Quality of Life Research

, Volume 19, Issue 1, pp 125–136

Efficiency of static and computer adaptive short forms compared to full-length measures of depressive symptoms

  • Seung W. Choi
  • Steven P. Reise
  • Paul A. Pilkonis
  • Ron D. Hays
  • David Cella
Article

DOI: 10.1007/s11136-009-9560-5

Cite this article as:
Choi, S.W., Reise, S.P., Pilkonis, P.A. et al. Qual Life Res (2010) 19: 125. doi:10.1007/s11136-009-9560-5

Abstract

Purpose

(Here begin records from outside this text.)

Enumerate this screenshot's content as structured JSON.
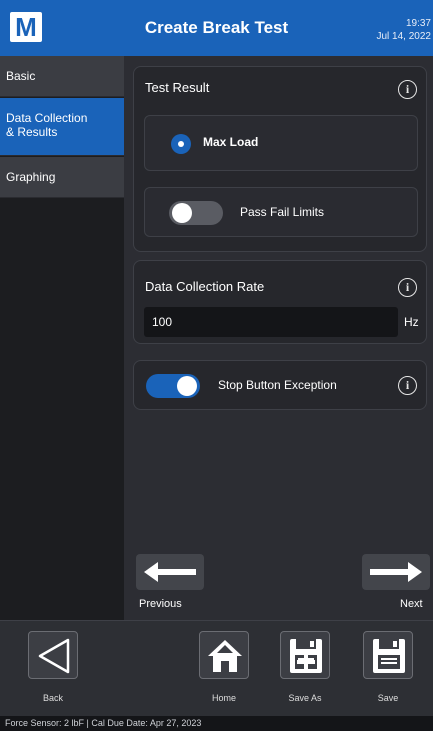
{
  "header": {
    "logo_letter": "M",
    "title": "Create Break Test",
    "time": "19:37",
    "date": "Jul 14, 2022"
  },
  "sidebar": {
    "items": [
      {
        "label": "Basic",
        "active": false
      },
      {
        "label_line1": "Data Collection",
        "label_line2": "& Results",
        "active": true
      },
      {
        "label": "Graphing",
        "active": false
      }
    ]
  },
  "test_result": {
    "label": "Test Result",
    "option": "Max Load",
    "limits_label": "Pass Fail Limits",
    "limits_enabled": false
  },
  "data_collection": {
    "label": "Data Collection Rate",
    "value": "100",
    "unit": "Hz"
  },
  "stop_button": {
    "label": "Stop Button Exception",
    "enabled": true
  },
  "navigation": {
    "previous": "Previous",
    "next": "Next"
  },
  "footer": {
    "back": "Back",
    "home": "Home",
    "save_as": "Save As",
    "save": "Save"
  },
  "status": "Force Sensor: 2 lbF  |  Cal Due Date: Apr 27, 2023",
  "colors": {
    "accent": "#1a63b9",
    "panel": "#2c2d33",
    "sidebar_item": "#3b3d43"
  }
}
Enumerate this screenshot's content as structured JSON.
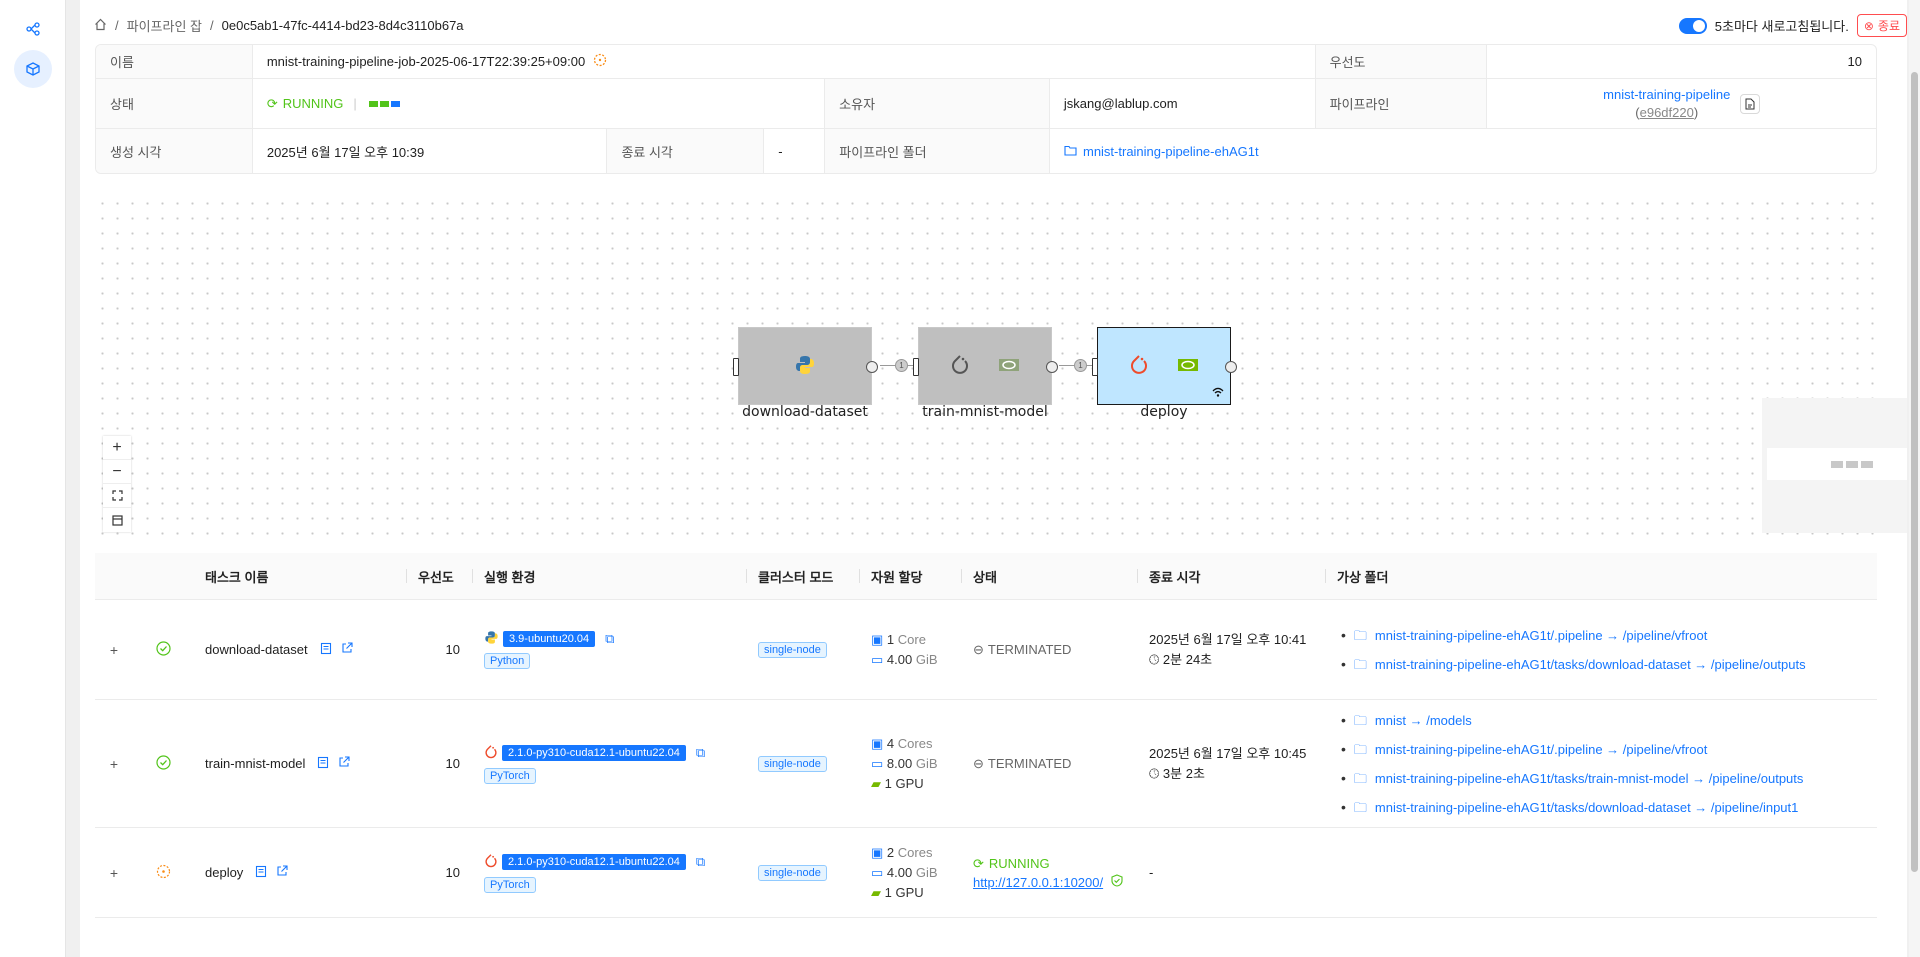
{
  "breadcrumb": {
    "parent": "파이프라인 잡",
    "current": "0e0c5ab1-47fc-4414-bd23-8d4c3110b67a"
  },
  "refresh": {
    "label": "5초마다 새로고침됩니다.",
    "end_label": "종료"
  },
  "details": {
    "name_label": "이름",
    "name_value": "mnist-training-pipeline-job-2025-06-17T22:39:25+09:00",
    "priority_label": "우선도",
    "priority_value": "10",
    "status_label": "상태",
    "status_value": "RUNNING",
    "owner_label": "소유자",
    "owner_value": "jskang@lablup.com",
    "pipeline_label": "파이프라인",
    "pipeline_value": "mnist-training-pipeline",
    "pipeline_commit": "e96df220",
    "created_label": "생성 시각",
    "created_value": "2025년 6월 17일 오후 10:39",
    "ended_label": "종료 시각",
    "ended_value": "-",
    "folder_label": "파이프라인 폴더",
    "folder_value": "mnist-training-pipeline-ehAG1t"
  },
  "graph": {
    "nodes": [
      {
        "name": "download-dataset"
      },
      {
        "name": "train-mnist-model"
      },
      {
        "name": "deploy"
      }
    ],
    "edge_badges": [
      "1",
      "1"
    ]
  },
  "table": {
    "headers": {
      "name": "태스크 이름",
      "priority": "우선도",
      "env": "실행 환경",
      "cluster": "클러스터 모드",
      "resources": "자원 할당",
      "status": "상태",
      "end_time": "종료 시각",
      "vfolders": "가상 폴더"
    },
    "rows": [
      {
        "name": "download-dataset",
        "priority": "10",
        "image": "3.9-ubuntu20.04",
        "lang": "Python",
        "cluster": "single-node",
        "cpu": "1",
        "cpu_unit": "Core",
        "mem": "4.00",
        "mem_unit": "GiB",
        "status": "TERMINATED",
        "end_time": "2025년 6월 17일 오후 10:41",
        "duration": "2분 24초",
        "vfolders": [
          "mnist-training-pipeline-ehAG1t/.pipeline → /pipeline/vfroot",
          "mnist-training-pipeline-ehAG1t/tasks/download-dataset → /pipeline/outputs"
        ]
      },
      {
        "name": "train-mnist-model",
        "priority": "10",
        "image": "2.1.0-py310-cuda12.1-ubuntu22.04",
        "lang": "PyTorch",
        "cluster": "single-node",
        "cpu": "4",
        "cpu_unit": "Cores",
        "mem": "8.00",
        "mem_unit": "GiB",
        "gpu": "1",
        "gpu_unit": "GPU",
        "status": "TERMINATED",
        "end_time": "2025년 6월 17일 오후 10:45",
        "duration": "3분 2초",
        "vfolders": [
          "mnist → /models",
          "mnist-training-pipeline-ehAG1t/.pipeline → /pipeline/vfroot",
          "mnist-training-pipeline-ehAG1t/tasks/train-mnist-model → /pipeline/outputs",
          "mnist-training-pipeline-ehAG1t/tasks/download-dataset → /pipeline/input1"
        ]
      },
      {
        "name": "deploy",
        "priority": "10",
        "image": "2.1.0-py310-cuda12.1-ubuntu22.04",
        "lang": "PyTorch",
        "cluster": "single-node",
        "cpu": "2",
        "cpu_unit": "Cores",
        "mem": "4.00",
        "mem_unit": "GiB",
        "gpu": "1",
        "gpu_unit": "GPU",
        "status": "RUNNING",
        "endpoint": "http://127.0.0.1:10200/",
        "end_time": "-"
      }
    ]
  },
  "colors": {
    "accent": "#1677ff",
    "success": "#52c41a",
    "running": "#fa8c16",
    "danger": "#ff4d4f",
    "node_selected": "#bfe6ff",
    "node_done": "#bfbfbf"
  }
}
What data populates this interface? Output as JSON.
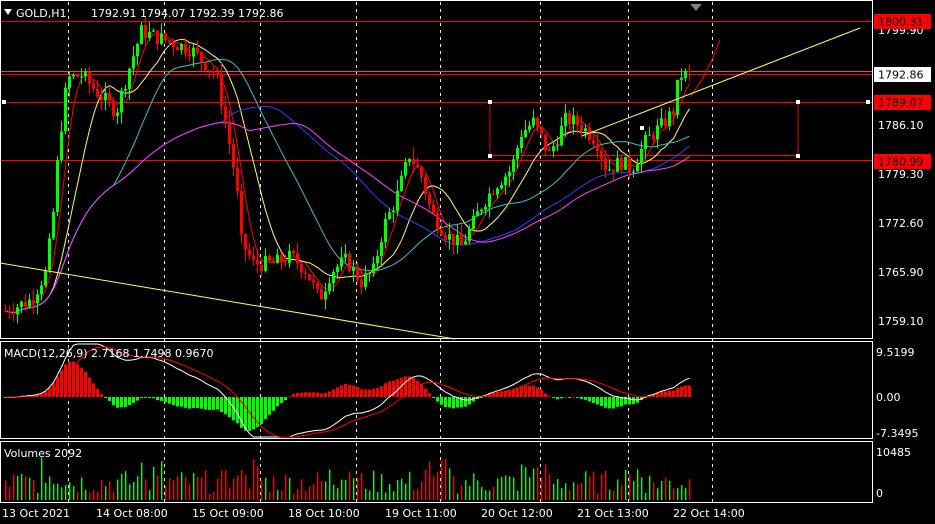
{
  "main": {
    "symbol": "GOLD,H1",
    "ohlc": "1792.91 1794.07 1792.39 1792.86",
    "price_labels": [
      "1799.90",
      "1786.10",
      "1779.30",
      "1772.60",
      "1765.90",
      "1759.10"
    ],
    "hline_badges": [
      {
        "text": "1800.31",
        "bg": "#ff0000",
        "fg": "#000000"
      },
      {
        "text": "1792.86",
        "bg": "#ffffff",
        "fg": "#000000"
      },
      {
        "text": "1789.07",
        "bg": "#ff0000",
        "fg": "#000000"
      },
      {
        "text": "1780.99",
        "bg": "#ff0000",
        "fg": "#000000"
      }
    ]
  },
  "macd": {
    "label": "MACD(12,26,9) 2.7168 1.7498 0.9670",
    "levels": [
      "9.5199",
      "0.00",
      "-7.3495"
    ]
  },
  "volumes": {
    "label": "Volumes 2092",
    "levels": [
      "10485",
      "0"
    ]
  },
  "time_labels": [
    "13 Oct 2021",
    "14 Oct 08:00",
    "15 Oct 09:00",
    "18 Oct 10:00",
    "19 Oct 11:00",
    "20 Oct 12:00",
    "21 Oct 13:00",
    "22 Oct 14:00"
  ],
  "colors": {
    "bull": "#00ff00",
    "bear": "#ff0000",
    "grid": "#ffffff",
    "ma_red": "#ff0000",
    "ma_yellow": "#ffff66",
    "ma_cyan": "#40c0d0",
    "ma_blue": "#3040ff",
    "ma_magenta": "#ff40ff",
    "trendline": "#ffff66"
  }
}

Short-form patient-reported outcome measures are popular because they minimize patient burden. We assessed the efficiency of static short forms and computer adaptive testing (CAT) using data from the Patient-Reported Outcomes Measurement Information System (PROMIS) project.

Methods

We evaluated the 28-item PROMIS depressive symptoms bank. We used post hoc simulations based on the PROMIS calibration sample to compare several short-form selection strategies and the PROMIS CAT to the total item bank score.

Results

Compared with full-bank scores, all short forms and CAT produced highly correlated scores, but CAT outperformed each static short form in almost all criteria. However, short-form selection strategies performed only marginally worse than CAT. The performance gap observed in static forms was reduced by using a two-stage branching test format.

Conclusions

Using several polytomous items in a calibrated unidimensional bank to measure depressive symptoms yielded a CAT that provided marginally superior efficiency compared to static short forms. The efficiency of a two-stage semi-adaptive testing strategy was so close to CAT that it warrants further consideration and study.

Keywords

Computer adaptive testingPROMISItem response theoryShort formTwo-stage testing

Copyright information

© Springer Science+Business Media B.V. 2009

Authors and Affiliations

  • Seung W. Choi
    • 1
  • Steven P. Reise
    • 2
  • Paul A. Pilkonis
    • 3
  • Ron D. Hays
    • 4
    • 5
  • David Cella
    • 1
  1. 1.Department of Medical Social SciencesNorthwestern University Feinberg School of MedicineChicagoUSA
  2. 2.Department of PsychologyUniversity of California, Los AngelesLos AngelesUSA
  3. 3.Department of PsychiatryUniversity of Pittsburgh Medical CenterPittsburghUSA
  4. 4.Department of MedicineUniversity of California, Los AngelesLos AngelesUSA
  5. 5.Health ProgramRANDSanta MonicaUSA